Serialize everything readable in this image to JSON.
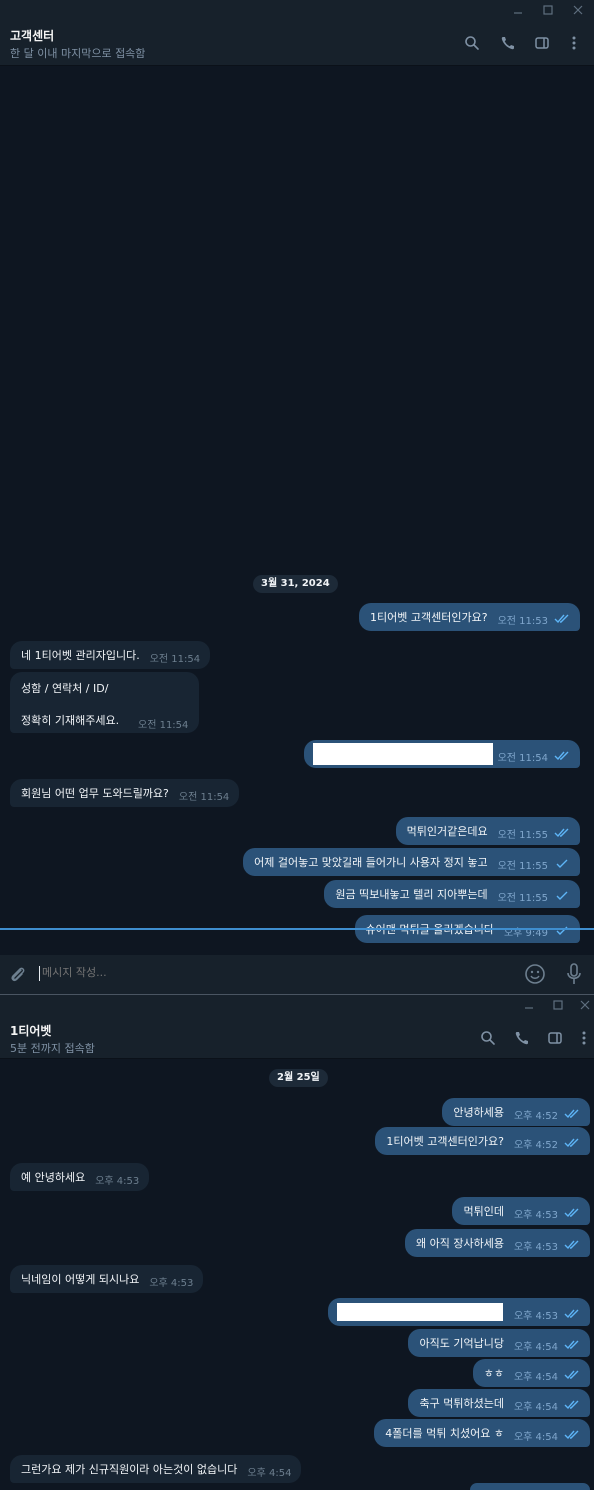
{
  "window1": {
    "title": "고객센터",
    "subtitle": "한 달 이내 마지막으로 접속함",
    "date": "3월 31, 2024",
    "composer_placeholder": "메시지 작성...",
    "messages": [
      {
        "dir": "out",
        "text": "1티어벳 고객센터인가요?",
        "time": "오전 11:53",
        "tick": "double"
      },
      {
        "dir": "in",
        "text": "네 1티어벳 관리자입니다.",
        "time": "오전 11:54"
      },
      {
        "dir": "in",
        "lines": [
          "성함 / 연락처 / ID/",
          "정확히 기재해주세요."
        ],
        "time": "오전 11:54"
      },
      {
        "dir": "out",
        "text": "",
        "redacted": true,
        "time": "오전 11:54",
        "tick": "double"
      },
      {
        "dir": "in",
        "text": "회원님 어떤 업무 도와드릴까요?",
        "time": "오전 11:54"
      },
      {
        "dir": "out",
        "text": "먹튀인거같은데요",
        "time": "오전 11:55",
        "tick": "double"
      },
      {
        "dir": "out",
        "text": "어제 걸어놓고 맞았길래 들어가니 사용자 정지 놓고",
        "time": "오전 11:55",
        "tick": "single"
      },
      {
        "dir": "out",
        "text": "원금 띡보내놓고 텔리 지아뿌는데",
        "time": "오전 11:55",
        "tick": "single"
      },
      {
        "dir": "out",
        "text": "슈어맨 먹튀글 올리겠습니다",
        "time": "오후 9:49",
        "tick": "single"
      }
    ]
  },
  "window2": {
    "title": "1티어벳",
    "subtitle": "5분 전까지 접속함",
    "date": "2월 25일",
    "messages": [
      {
        "dir": "out",
        "text": "안녕하세용",
        "time": "오후 4:52",
        "tick": "double"
      },
      {
        "dir": "out",
        "text": "1티어벳 고객센터인가요?",
        "time": "오후 4:52",
        "tick": "double"
      },
      {
        "dir": "in",
        "text": "예 안녕하세요",
        "time": "오후 4:53"
      },
      {
        "dir": "out",
        "text": "먹튀인데",
        "time": "오후 4:53",
        "tick": "double"
      },
      {
        "dir": "out",
        "text": "왜 아직 장사하세용",
        "time": "오후 4:53",
        "tick": "double"
      },
      {
        "dir": "in",
        "text": "닉네임이 어떻게 되시나요",
        "time": "오후 4:53"
      },
      {
        "dir": "out",
        "text": "",
        "redacted": true,
        "time": "오후 4:53",
        "tick": "double"
      },
      {
        "dir": "out",
        "text": "아직도 기억납니당",
        "time": "오후 4:54",
        "tick": "double"
      },
      {
        "dir": "out",
        "text": "ㅎㅎ",
        "time": "오후 4:54",
        "tick": "double"
      },
      {
        "dir": "out",
        "text": "축구 먹튀하셨는데",
        "time": "오후 4:54",
        "tick": "double"
      },
      {
        "dir": "out",
        "text": "4폴더를 먹튀 치셨어요 ㅎ",
        "time": "오후 4:54",
        "tick": "double"
      },
      {
        "dir": "in",
        "text": "그런가요 제가 신규직원이라 아는것이 없습니다",
        "time": "오후 4:54"
      }
    ]
  },
  "colors": {
    "background": "#0e1621",
    "header": "#17212b",
    "outgoing_bubble": "#2b5278",
    "incoming_bubble": "#182533",
    "accent": "#5eb5f7",
    "read_line": "#3f8ecf"
  },
  "icons": [
    "minimize-icon",
    "maximize-icon",
    "close-icon",
    "search-icon",
    "phone-icon",
    "sidebar-icon",
    "more-vertical-icon",
    "paperclip-icon",
    "emoji-icon",
    "microphone-icon",
    "double-check-icon",
    "check-icon"
  ]
}
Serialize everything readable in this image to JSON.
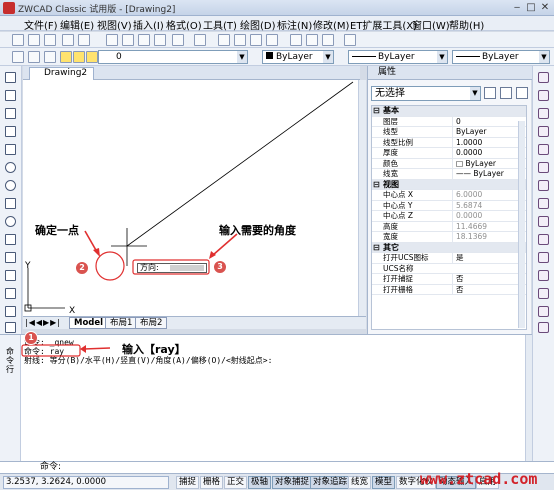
{
  "window": {
    "title": "ZWCAD Classic 试用版 - [Drawing2]",
    "controls": [
      "‒",
      "□",
      "✕"
    ]
  },
  "menu": [
    "文件(F)",
    "编辑(E)",
    "视图(V)",
    "插入(I)",
    "格式(O)",
    "工具(T)",
    "绘图(D)",
    "标注(N)",
    "修改(M)",
    "ET扩展工具(X)",
    "窗口(W)",
    "帮助(H)"
  ],
  "toolbar": {
    "layer_value": "0",
    "color_value": "ByLayer",
    "linetype_value": "ByLayer",
    "lineweight_value": "ByLayer"
  },
  "drawing": {
    "tab_name": "Drawing2",
    "axis_y": "Y",
    "axis_x": "X",
    "direction_label": "方向:",
    "layout_tabs": [
      "Model",
      "布局1",
      "布局2"
    ]
  },
  "properties": {
    "header": "属性",
    "selection": "无选择",
    "rows": [
      {
        "type": "cat",
        "key": "基本"
      },
      {
        "key": "图层",
        "value": "0"
      },
      {
        "key": "线型",
        "value": "ByLayer"
      },
      {
        "key": "线型比例",
        "value": "1.0000"
      },
      {
        "key": "厚度",
        "value": "0.0000"
      },
      {
        "key": "颜色",
        "value": "□ ByLayer"
      },
      {
        "key": "线宽",
        "value": "—— ByLayer"
      },
      {
        "type": "cat",
        "key": "视图"
      },
      {
        "key": "中心点 X",
        "value": "6.0000",
        "gray": true
      },
      {
        "key": "中心点 Y",
        "value": "5.6874",
        "gray": true
      },
      {
        "key": "中心点 Z",
        "value": "0.0000",
        "gray": true
      },
      {
        "key": "高度",
        "value": "11.4669",
        "gray": true
      },
      {
        "key": "宽度",
        "value": "18.1369",
        "gray": true
      },
      {
        "type": "cat",
        "key": "其它"
      },
      {
        "key": "打开UCS图标",
        "value": "是"
      },
      {
        "key": "UCS名称",
        "value": ""
      },
      {
        "key": "打开捕捉",
        "value": "否"
      },
      {
        "key": "打开栅格",
        "value": "否"
      }
    ]
  },
  "command": {
    "lines": [
      "命令: _qnew",
      "命令: ray",
      "射线: 等分(B)/水平(H)/竖直(V)/角度(A)/偏移(O)/<射线起点>:"
    ],
    "prompt": "命令:",
    "side_label": "命令行"
  },
  "status": {
    "coords": "3.2537,  3.2624,  0.0000",
    "buttons": [
      "捕捉",
      "栅格",
      "正交",
      "极轴",
      "对象捕捉",
      "对象追踪",
      "线宽",
      "模型",
      "数字化仪",
      "动态输入",
      "启用"
    ]
  },
  "annotations": {
    "pick_point": "确定一点",
    "enter_angle": "输入需要的角度",
    "enter_ray": "输入【ray】",
    "n1": "1",
    "n2": "2",
    "n3": "3",
    "watermark": "www.ztcad.com"
  },
  "colors": {
    "callout_red": "#d9534f",
    "highlight_red": "#e03030"
  }
}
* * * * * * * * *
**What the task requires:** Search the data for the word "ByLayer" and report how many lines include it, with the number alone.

**Exercise output:** 6